myPOV: My favorite editorial coverage on diginomica might be the dissection of digital marketing. If there’s a weakness in our coverage to date, it’s the lack of industry-by-industry specifics. Stuart picks that up here with his review of digital marketing truths by sector. Stuart has tackled digital media and commerce from many angles, check his archives and get your fix.
10. Email is not dying by Dennis Howlett
highlight: “From my own experience and among the team here at diginomica, it is nigh on impossible to rid ourselves of email and little incentive to use digital tools.”
myPOV: launching diginomica has given our core team a chance to escape the shackles of email. At each point, there is an adoption fail. Yammer lasted about two days. Dennis has written some potent pieces on why marketing is broken - what I liked about this one is that advocating for email goes against the grain of what readers might expect, and it draws on some of our own hard knock lessons as an all-cloud media startup looking for ways to be highly productive and 'suck less each day.'
Bonus pick: Perspectives on a cloud bromance by 'The Team'. I avoided topical picks for these compilation, but I'm throwing this one in because it was the first time several of us (four to be exact) all offered our views on a major enterprise story. It's an approach we will certainly use again when the situation warrants.

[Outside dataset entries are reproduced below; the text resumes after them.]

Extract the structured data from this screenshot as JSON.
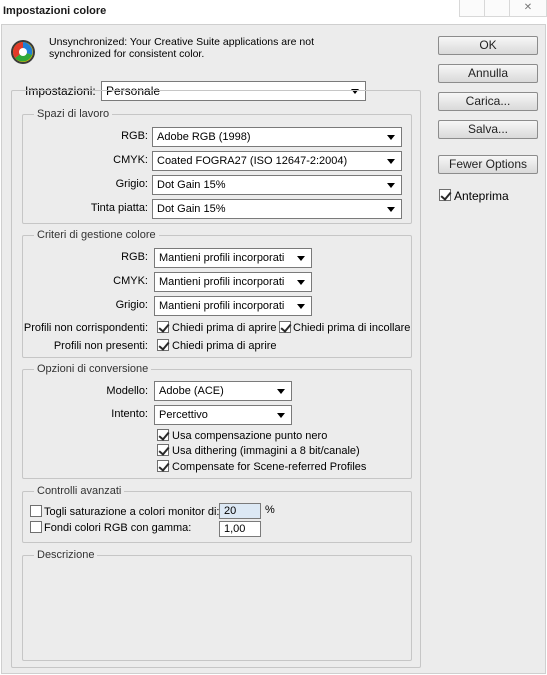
{
  "window": {
    "title": "Impostazioni colore"
  },
  "sync_message": "Unsynchronized: Your Creative Suite applications are not synchronized for consistent color.",
  "settings": {
    "label": "Impostazioni:",
    "value": "Personale"
  },
  "workspaces": {
    "title": "Spazi di lavoro",
    "rgb_label": "RGB:",
    "rgb_value": "Adobe RGB (1998)",
    "cmyk_label": "CMYK:",
    "cmyk_value": "Coated FOGRA27 (ISO 12647-2:2004)",
    "gray_label": "Grigio:",
    "gray_value": "Dot Gain 15%",
    "spot_label": "Tinta piatta:",
    "spot_value": "Dot Gain 15%"
  },
  "policies": {
    "title": "Criteri di gestione colore",
    "rgb_label": "RGB:",
    "rgb_value": "Mantieni profili incorporati",
    "cmyk_label": "CMYK:",
    "cmyk_value": "Mantieni profili incorporati",
    "gray_label": "Grigio:",
    "gray_value": "Mantieni profili incorporati",
    "mismatch_label": "Profili non corrispondenti:",
    "ask_open": "Chiedi prima di aprire",
    "ask_paste": "Chiedi prima di incollare",
    "missing_label": "Profili non presenti:",
    "ask_open_missing": "Chiedi prima di aprire"
  },
  "conversion": {
    "title": "Opzioni di conversione",
    "engine_label": "Modello:",
    "engine_value": "Adobe (ACE)",
    "intent_label": "Intento:",
    "intent_value": "Percettivo",
    "bpc": "Usa compensazione punto nero",
    "dither": "Usa dithering (immagini a 8 bit/canale)",
    "scene": "Compensate for Scene-referred Profiles"
  },
  "advanced": {
    "title": "Controlli avanzati",
    "desaturate_label": "Togli saturazione a colori monitor di:",
    "desaturate_value": "20",
    "percent": "%",
    "blend_label": "Fondi colori RGB con gamma:",
    "blend_value": "1,00"
  },
  "description": {
    "title": "Descrizione"
  },
  "buttons": {
    "ok": "OK",
    "cancel": "Annulla",
    "load": "Carica...",
    "save": "Salva...",
    "fewer": "Fewer Options"
  },
  "preview": {
    "label": "Anteprima"
  },
  "colors": {
    "panel": "#ececec",
    "border": "#c6c6c6"
  }
}
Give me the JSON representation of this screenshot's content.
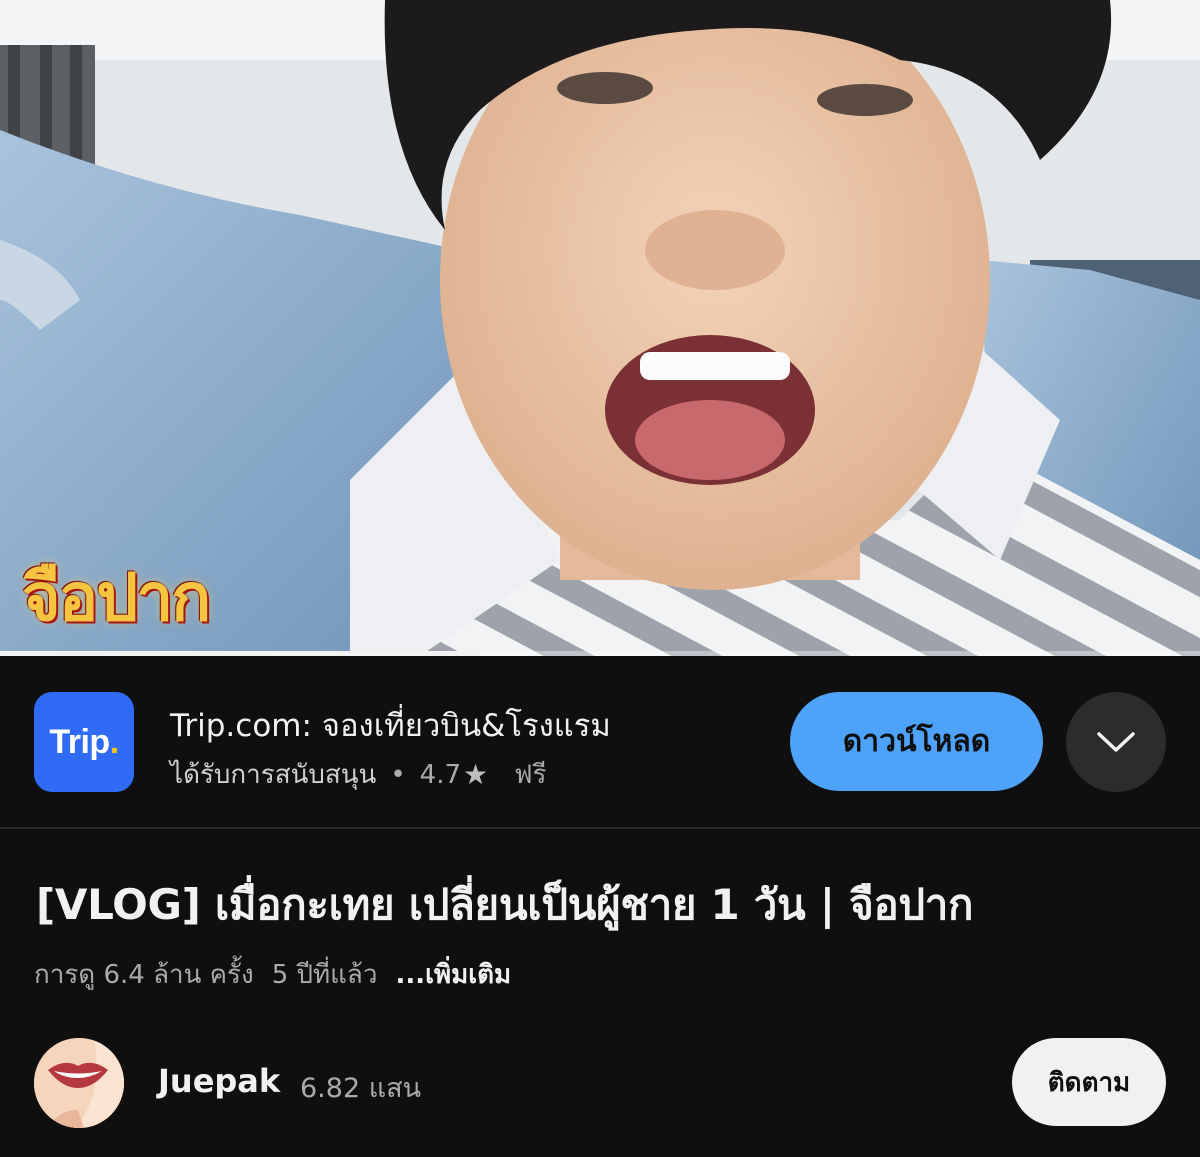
{
  "player": {
    "watermark": "จือปาก",
    "progress_fraction": 0.4
  },
  "ad": {
    "logo_text": "Trip",
    "logo_dot": ".",
    "title": "Trip.com: จองเที่ยวบิน&โรงแรม",
    "sponsored": "ได้รับการสนับสนุน",
    "separator": "•",
    "rating": "4.7",
    "price": "ฟรี",
    "download_label": "ดาวน์โหลด",
    "brand_color": "#2f6bf5",
    "button_color": "#4ea2f7"
  },
  "video": {
    "title": "[VLOG] เมื่อกะเทย เปลี่ยนเป็นผู้ชาย 1 วัน | จือปาก",
    "views": "การดู 6.4 ล้าน ครั้ง",
    "age": "5 ปีที่แล้ว",
    "more": "...เพิ่มเติม"
  },
  "channel": {
    "name": "Juepak",
    "subscribers": "6.82 แสน",
    "subscribe_label": "ติดตาม"
  }
}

The final verdict is there is no verdict. You, the readers, get to decide. You vote with your attention and more importantly, your comments - which we always welcome and try to respond to with immediacy. Without you reading and sharing our content, none of this happens. Yet here we are, off to a crackling start with the best (hopefully) yet to come.
Thanks for that. And yes, I did disqualify my own pieces from selection here - I'll add a couple of my own faves to the comment section later. But I'd like to thank those who have shared my work and those who have held my feet to the fire also. Onward.
Photo credit: Awarding gold medal © Brian Jackson - Fotolia.com
Disclosure: Oracle and Salesforce.com are diginomica premier partners at the time of this writing.